**Problem details**: Each record that follows is to be reproduced character for character, pictures excepted.

Web page and app entries
▼

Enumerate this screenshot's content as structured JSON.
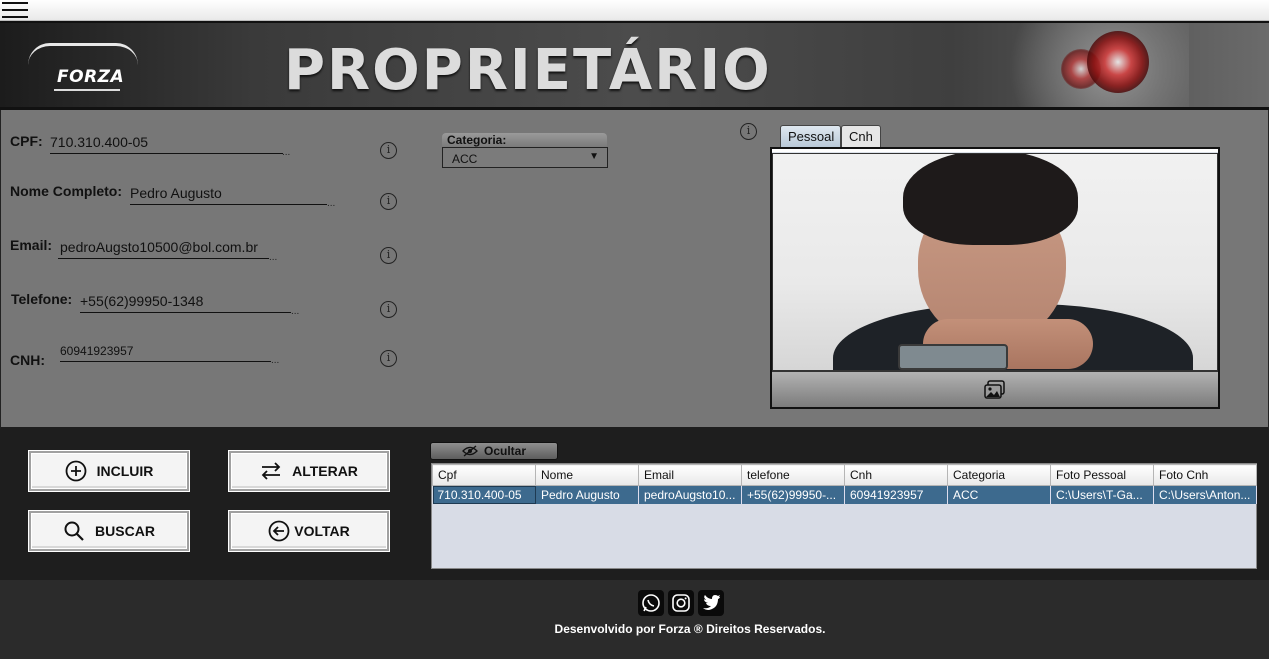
{
  "banner": {
    "title": "PROPRIETÁRIO",
    "logo_text": "FORZA"
  },
  "form": {
    "cpf_label": "CPF:",
    "cpf_value": "710.310.400-05",
    "nome_label": "Nome Completo:",
    "nome_value": "Pedro Augusto",
    "email_label": "Email:",
    "email_value": "pedroAugsto10500@bol.com.br",
    "telefone_label": "Telefone:",
    "telefone_value": "+55(62)99950-1348",
    "cnh_label": "CNH:",
    "cnh_value": "60941923957",
    "dots": "...",
    "categoria_label": "Categoria:",
    "categoria_value": "ACC"
  },
  "photo_tabs": [
    "Pessoal",
    "Cnh"
  ],
  "buttons": {
    "incluir": "INCLUIR",
    "alterar": "ALTERAR",
    "buscar": "BUSCAR",
    "voltar": "VOLTAR",
    "ocultar": "Ocultar"
  },
  "table": {
    "headers": [
      "Cpf",
      "Nome",
      "Email",
      "telefone",
      "Cnh",
      "Categoria",
      "Foto Pessoal",
      "Foto Cnh"
    ],
    "rows": [
      [
        "710.310.400-05",
        "Pedro Augusto",
        "pedroAugsto10...",
        "+55(62)99950-...",
        "60941923957",
        "ACC",
        "C:\\Users\\T-Ga...",
        "C:\\Users\\Anton..."
      ]
    ]
  },
  "footer": {
    "text": "Desenvolvido por Forza ® Direitos Reservados."
  },
  "icons": [
    "menu-icon",
    "info-icon",
    "add-circle-icon",
    "swap-arrows-icon",
    "search-icon",
    "back-arrow-circle-icon",
    "eye-slash-icon",
    "image-icon",
    "whatsapp-icon",
    "instagram-icon",
    "twitter-icon"
  ],
  "colors": {
    "form_bg": "#777777",
    "bottom_bg": "#1e1e1e",
    "selected_row": "#3d6a8e",
    "footer_bg": "#2b2b2b"
  }
}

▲

**Task response**:
Enumerate this screenshot's content as structured JSON.
{
  "banner": {
    "title": "PROPRIETÁRIO",
    "logo_text": "FORZA"
  },
  "form": {
    "cpf_label": "CPF:",
    "cpf_value": "710.310.400-05",
    "nome_label": "Nome Completo:",
    "nome_value": "Pedro Augusto",
    "email_label": "Email:",
    "email_value": "pedroAugsto10500@bol.com.br",
    "telefone_label": "Telefone:",
    "telefone_value": "+55(62)99950-1348",
    "cnh_label": "CNH:",
    "cnh_value": "60941923957",
    "dots": "...",
    "categoria_label": "Categoria:",
    "categoria_value": "ACC"
  },
  "photo_tabs": [
    "Pessoal",
    "Cnh"
  ],
  "buttons": {
    "incluir": "INCLUIR",
    "alterar": "ALTERAR",
    "buscar": "BUSCAR",
    "voltar": "VOLTAR",
    "ocultar": "Ocultar"
  },
  "table": {
    "headers": [
      "Cpf",
      "Nome",
      "Email",
      "telefone",
      "Cnh",
      "Categoria",
      "Foto Pessoal",
      "Foto Cnh"
    ],
    "rows": [
      [
        "710.310.400-05",
        "Pedro Augusto",
        "pedroAugsto10...",
        "+55(62)99950-...",
        "60941923957",
        "ACC",
        "C:\\Users\\T-Ga...",
        "C:\\Users\\Anton..."
      ]
    ]
  },
  "footer": {
    "text": "Desenvolvido por Forza ® Direitos Reservados."
  },
  "icons": [
    "menu-icon",
    "info-icon",
    "add-circle-icon",
    "swap-arrows-icon",
    "search-icon",
    "back-arrow-circle-icon",
    "eye-slash-icon",
    "image-icon",
    "whatsapp-icon",
    "instagram-icon",
    "twitter-icon"
  ],
  "colors": {
    "form_bg": "#777777",
    "bottom_bg": "#1e1e1e",
    "selected_row": "#3d6a8e",
    "footer_bg": "#2b2b2b"
  }
}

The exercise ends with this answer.